US President Joe Biden said he would "go after terror wherever it is" on Tuesday evening, following the messy withdrawal of troops from Afghanistan and the US exit from a failed 20-year war.
The country's swift fall into the hands of the Taliban took onlookers and Afghans by surprise and sent thousands fleeing. Following US withdrawal, the Taliban seized control of the Hamid Karzai International Airport in Kabul, completing the takeover of much of the country.
What did Biden say on the war?
Joe Biden said that "the war in Afghanistan is now over" after making a commitment with the American people to end it.
He said $300 million (€254 million) was spent every day in Afghanistan and it was time to leave.
"I refused to open another decade of war in Afghanistan," he said, before adding that 800,000 Americans had served in the country and 2,461 had died, including 13 "heroes" last week.
"I was not going to extend this forever war, and I was not going to extend a forever exit," Biden said, having faced criticism from allies abroad and rivals at home over the nature of the exit, as well as the Taliban's rapid return to power.
Biden said the US had "succeeded in what we set out to do in Afghanistan over a decade ago. Then we stayed for another decade.
"It was time to end this war," he reiterated.
What did he say on the evacuation?
The US president spoke glowingly about the evacuation, saying it was "one of the biggest airlifts in history. No nation has ever done anything like it."
He added that "the assumption that more than 300,000 Afghan national security forces we had trained over the past two decades ... would be able to hold a period of time ... turned out not to be accurate."
But Biden said he had "instructed our national security team to prepare for any eventuality, even that one."
In the end he said 90% of Americans who wanted to leave were airlifted, along with thousands of Afghan diplomats and support staff. More would be brought out as soon as the airport was opened once again by the Taliban.

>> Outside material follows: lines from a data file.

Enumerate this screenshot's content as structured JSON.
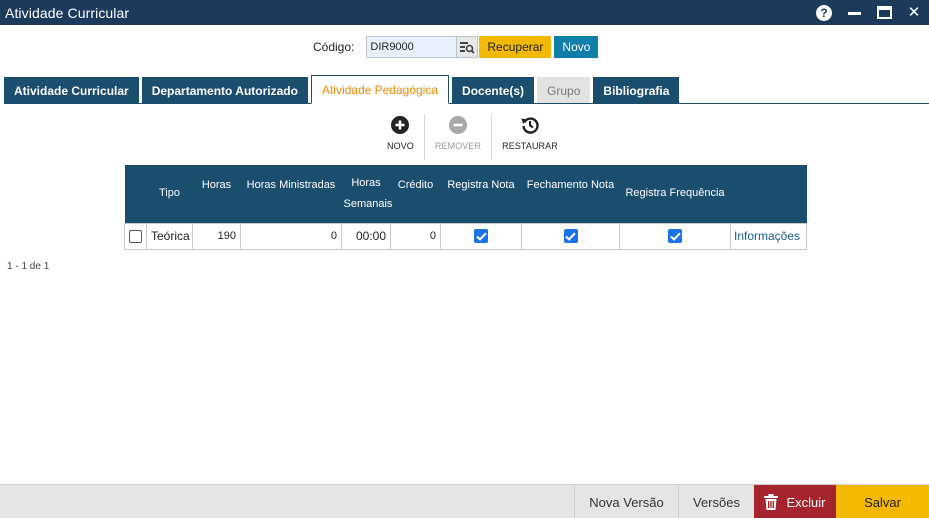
{
  "window": {
    "title": "Atividade Curricular"
  },
  "codigo": {
    "label": "Código:",
    "value": "DIR9000",
    "recuperar_label": "Recuperar",
    "novo_label": "Novo"
  },
  "tabs": [
    {
      "label": "Atividade Curricular",
      "state": "normal"
    },
    {
      "label": "Departamento Autorizado",
      "state": "normal"
    },
    {
      "label": "Atividade Pedagógica",
      "state": "active"
    },
    {
      "label": "Docente(s)",
      "state": "normal"
    },
    {
      "label": "Grupo",
      "state": "disabled"
    },
    {
      "label": "Bibliografia",
      "state": "normal"
    }
  ],
  "toolbar": {
    "novo": "NOVO",
    "remover": "REMOVER",
    "restaurar": "RESTAURAR"
  },
  "grid": {
    "columns": {
      "tipo": "Tipo",
      "horas": "Horas",
      "horas_ministradas": "Horas Ministradas",
      "horas_semanais_1": "Horas",
      "horas_semanais_2": "Semanais",
      "credito": "Crédito",
      "registra_nota": "Registra Nota",
      "fechamento_nota": "Fechamento Nota",
      "registra_frequencia": "Registra Frequência"
    },
    "rows": [
      {
        "selected": false,
        "tipo": "Teórica",
        "horas": "190",
        "horas_ministradas": "0",
        "horas_semanais": "00:00",
        "credito": "0",
        "registra_nota": true,
        "fechamento_nota": true,
        "registra_frequencia": true,
        "link": "Informações"
      }
    ]
  },
  "paging": "1 - 1 de 1",
  "footer": {
    "nova_versao": "Nova Versão",
    "versoes": "Versões",
    "excluir": "Excluir",
    "salvar": "Salvar"
  },
  "colors": {
    "titlebar": "#1b3a5c",
    "tab": "#1b4d6e",
    "active_tab_text": "#f08a00",
    "accent_yellow": "#f5b800",
    "accent_blue": "#0f7ea8",
    "danger": "#a5242d",
    "checkbox": "#1a73e8"
  }
}
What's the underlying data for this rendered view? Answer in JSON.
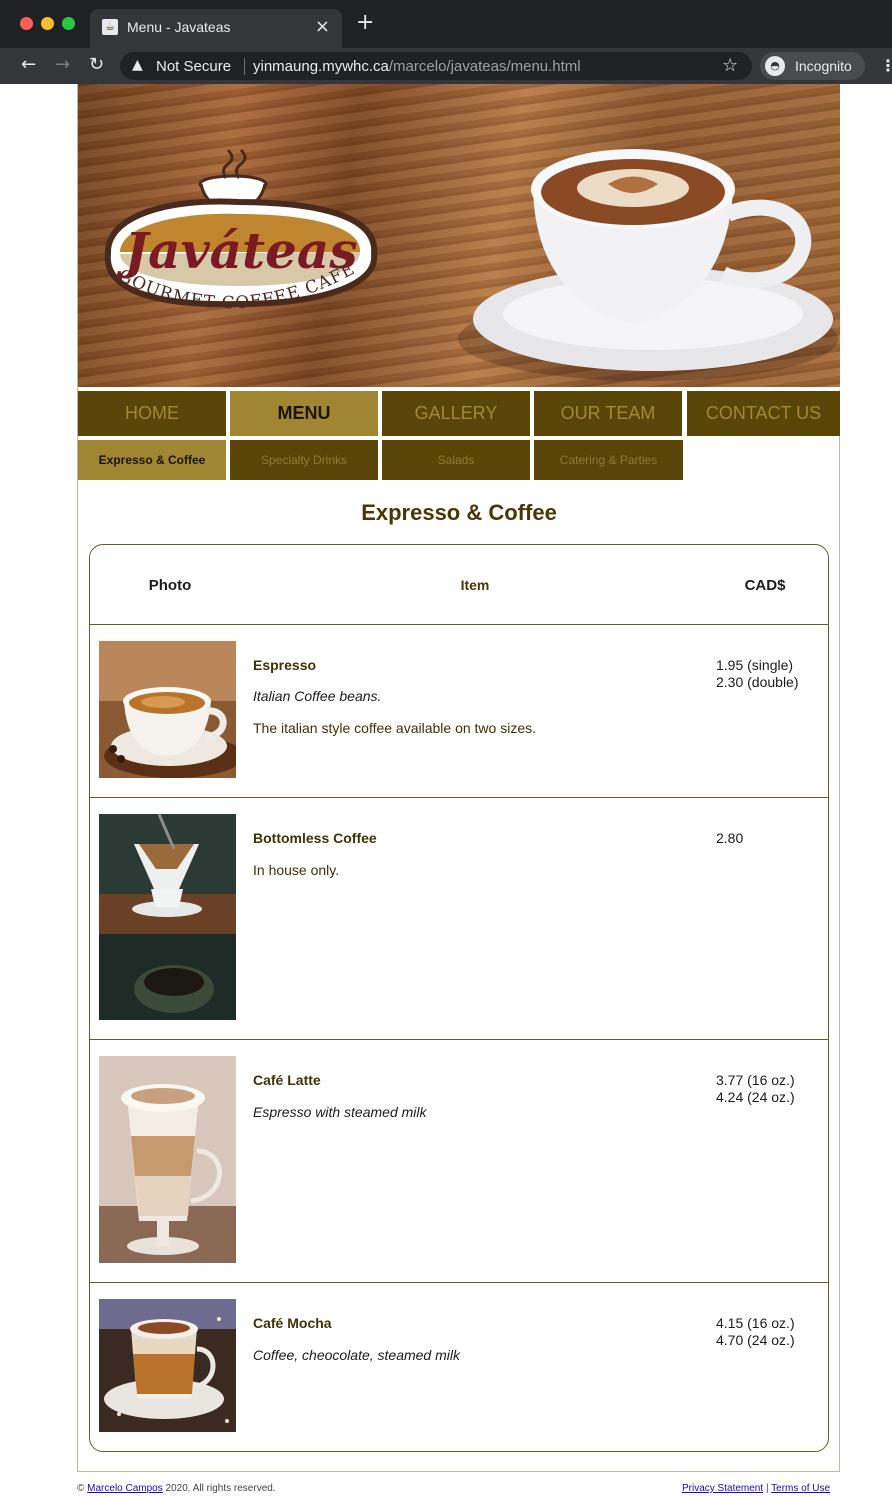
{
  "browser": {
    "tab_title": "Menu - Javateas",
    "tab_favicon": "coffee-cup-icon",
    "not_secure_label": "Not Secure",
    "url_host": "yinmaung.mywhc.ca",
    "url_path": "/marcelo/javateas/menu.html",
    "incognito_label": "Incognito"
  },
  "logo": {
    "brand": "Javáteas",
    "tagline_left": "GOURMET",
    "tagline_mid": "COFFEE",
    "tagline_right": "CAFE"
  },
  "nav": {
    "items": [
      {
        "label": "HOME"
      },
      {
        "label": "MENU"
      },
      {
        "label": "GALLERY"
      },
      {
        "label": "OUR TEAM"
      },
      {
        "label": "CONTACT US"
      }
    ],
    "active": "MENU"
  },
  "subnav": {
    "items": [
      {
        "label": "Expresso & Coffee"
      },
      {
        "label": "Specialty Drinks"
      },
      {
        "label": "Salads"
      },
      {
        "label": "Catering & Parties"
      }
    ],
    "active": "Expresso & Coffee"
  },
  "section_title": "Expresso & Coffee",
  "table": {
    "headers": {
      "photo": "Photo",
      "item": "Item",
      "price": "CAD$"
    },
    "rows": [
      {
        "name": "Espresso",
        "desc1": "Italian Coffee beans.",
        "desc2": "The italian style coffee available on two sizes.",
        "price1": "1.95 (single)",
        "price2": "2.30 (double)"
      },
      {
        "name": "Bottomless Coffee",
        "desc1": "In house only.",
        "price1": "2.80"
      },
      {
        "name": "Café Latte",
        "desc1": "Espresso with steamed milk",
        "price1": "3.77 (16 oz.)",
        "price2": "4.24 (24 oz.)"
      },
      {
        "name": "Café Mocha",
        "desc1": "Coffee, cheocolate, steamed milk",
        "price1": "4.15 (16 oz.)",
        "price2": "4.70 (24 oz.)"
      }
    ]
  },
  "footer": {
    "copyright_symbol": "©",
    "author_link": "Marcelo Campos",
    "rights_text": "2020. All rights reserved.",
    "privacy_link": "Privacy Statement",
    "separator": "|",
    "terms_link": "Terms of Use"
  }
}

He said that "with more than 120,000 people evacuated to safety, that number is more than double what most experts saw as possible."
Biden answered critics who said that the evacuation could have been carried out earlier in a more orderly manner.
"Imagine if we've begun evacuations in June or July, bringing thousands of American troops and evacuating more than 120,000 people in the middle of a civil war," he said. "There would have been a rush to the airport, a breakdown and confidence in control of the government and it still would have been a very difficult and dangerous mission."
What lessons were learnt?
The US President hinted at a new direction in US foreign policy, indicating the country had learnt important lessons in Afghanistan.
"First, we must set missions with clear achievable goals, not ones will never reach," he said. "And second, stay clearly focused on the fundamental national security interest of the United States of America.
"It's about ending an era of major military operations to remake, other countries," Biden added.
He said this meant "moving on from that mindset in those kinds of large scale troop deployments," although he said "human rights would be at the center of our foreign policy."
Looking to the future, Biden explained that "the terror threat has metastasized across the world well beyond Afghanistan."
"The fundamental obligation of a president in my opinion, is to defend and protect America, not against the threats of 2001, but against the threats of 2021 and tomorrow," he added. "That is the guiding principle behind my decisions about Afghanistan."
"The world is changing," he continued. "There's nothing Chinaor Russia would want more in this competition than the United States to be bogged down for another decade in Afghanistan."